Making the Move from Corporate Cog to Business Owner
It’s not the same as looking for a job.
At some point in their career most working adults have thought about owning a business of their own. Most never get past that thought, for a couple of good reasons.
First, when the average corporate person — middle manager, 15–20 years in, bored but doesn’t hate it — thinks about owning a business, he or she typically thinks about being a consultant. Not sure what that means but it sounds like fun. I get to tell other people how to run their business. What’s not to love?
The other reason is they have no idea how or where to start. Everyone knows how to look for a job: write a resume, find a job posting, tweak the resume to match keywords (for ATS), wait in vain for a response. The system might be broken, but somehow, we all know how it should work.
Business ownership or entrepreneurship is more mysterious to most. We may have heard about a friend’s father-in-law who just sold his retail business and is sitting on a beach somewhere. Or we see a service brand in the neighborhood with the name of a company and it looks interesting. We Google it and it turns out to be a franchise. Wait — aren’t franchises mostly fast food?
Then there is that quote we read someplace — probably LinkedIn — that says something like, “Make your passion your business and you’ll never work a day in your life.” I don’t know if anyone actually said that, but it’s just plain wrong on several counts. We’ll come back to that.
Let’s back up. Maybe you’re in that corporate role — middle or even senior management, you’ve been there a while, and prospects for advancement are becoming harder to find. Maybe you’re between jobs — you got laid off, or you just couldn’t face another day of the cubicle and commute now that you’ve been ordered back to the office.
Whatever your current career status, you’ve started feeling an entrepreneurial itch. You’d like to figure out if it’s the right fit for you even though you have no idea where to start. What business? How do I get started? You don’t have a brilliant idea and buckets of money.
Let me see if I can help here.
To quote Stephen Covey, start with the end in mind. What are you looking for? What’s missing in your current job? What part of your current job do you want to change? What do you want your days to look like?
An honest self-assessment can help here. Map out your skills and experiences, your responsibilities and duties. Which do you enjoy, and which do you dread? Do you like building teams or working alone? Do you enjoy working with your hands or do you prefer something mentally challenging?
The goal is to build a vision for the future that includes your workday. What does that day look like, from the time you get up until you leave for the day? What do you wear? With whom do you spend your day interacting?
When you approach it from this angle, the work itself is less important. It’s the opposite of asking “what do I want to do?” It’s asking, “whom do I want to be, and what vehicle can get me there?”

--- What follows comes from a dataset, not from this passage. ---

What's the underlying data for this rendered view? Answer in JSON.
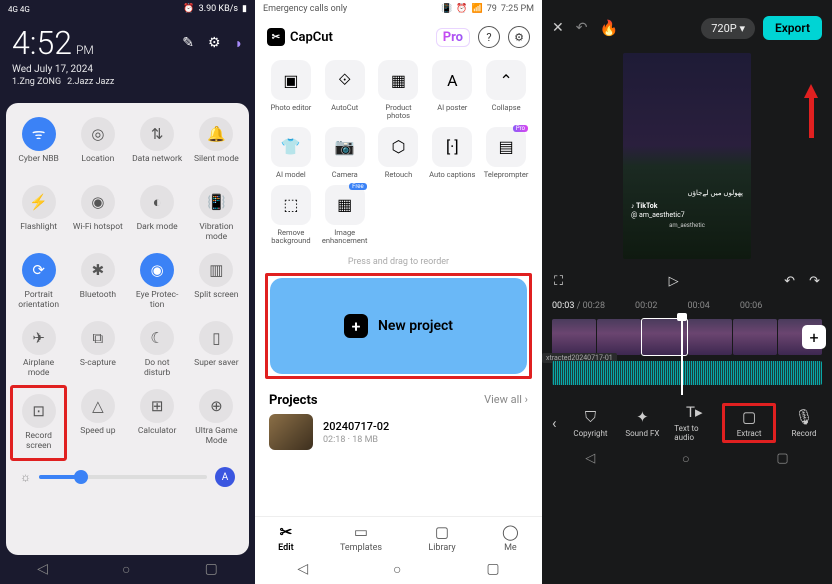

Let’s say you have a business you’ve built to where you have a few employees — people you hired yourself. You spend your days working on growth plans, talking to clients, and mentoring your team — all of which provide meaning and purpose. You’ve created a strong culture, you’re making good money, and providing a needed service to the community. You have time for your family, you travel, and you coach your daughter’s basketball team.
Given those outcomes how much does it really matter to you what your business is?
Starting a business — whether from the ground up or investing in a franchise — isn’t like finding a job. You don’t tweak your resume to fit the duties. Instead, you outline your skills and abilities, figure out what your goals are, and then determine what can help you achieve them.
But what about passion, you ask?
Let’s say you love to cook. You enjoy inviting friends for dinner and creating fabulous meals for them. They all tell you to open a restaurant. You find a great location, get it outfitted, hire a staff, and open. Business takes off. Now your passion is your vocation. You’re doing it every day — weekends, evenings, holidays. You must shop, cook, hire, clean — there aren’t enough hours in the day to get it all done.
Also, you don’t cook at home any longer. No more dinner parties with friends. On your one night off each week (Monday) you order a pizza and zone out with a glass of wine while you try to do payroll.
What you’ve done is taken your escape activity and made it a prison you can’t escape from. So much for passion.
Wouldn’t it be better to start something that gave you the time to indulge in your passion when you want to? Create a business that allows you to meet your financial goals but gives you the flexibility to work on your terms?
As for the “you’ll never work a day in your life” portion of that tired trope, what’s wrong with work? Work means productivity. It means creation and solving problems. It provides the meaning and challenge that we all need to stay engaged.
If you say that your job doesn’t do that, maybe it’s time to quit the job and start a business.
Originally published at https://jweidauer.esourcecoach.com on March 12, 2022.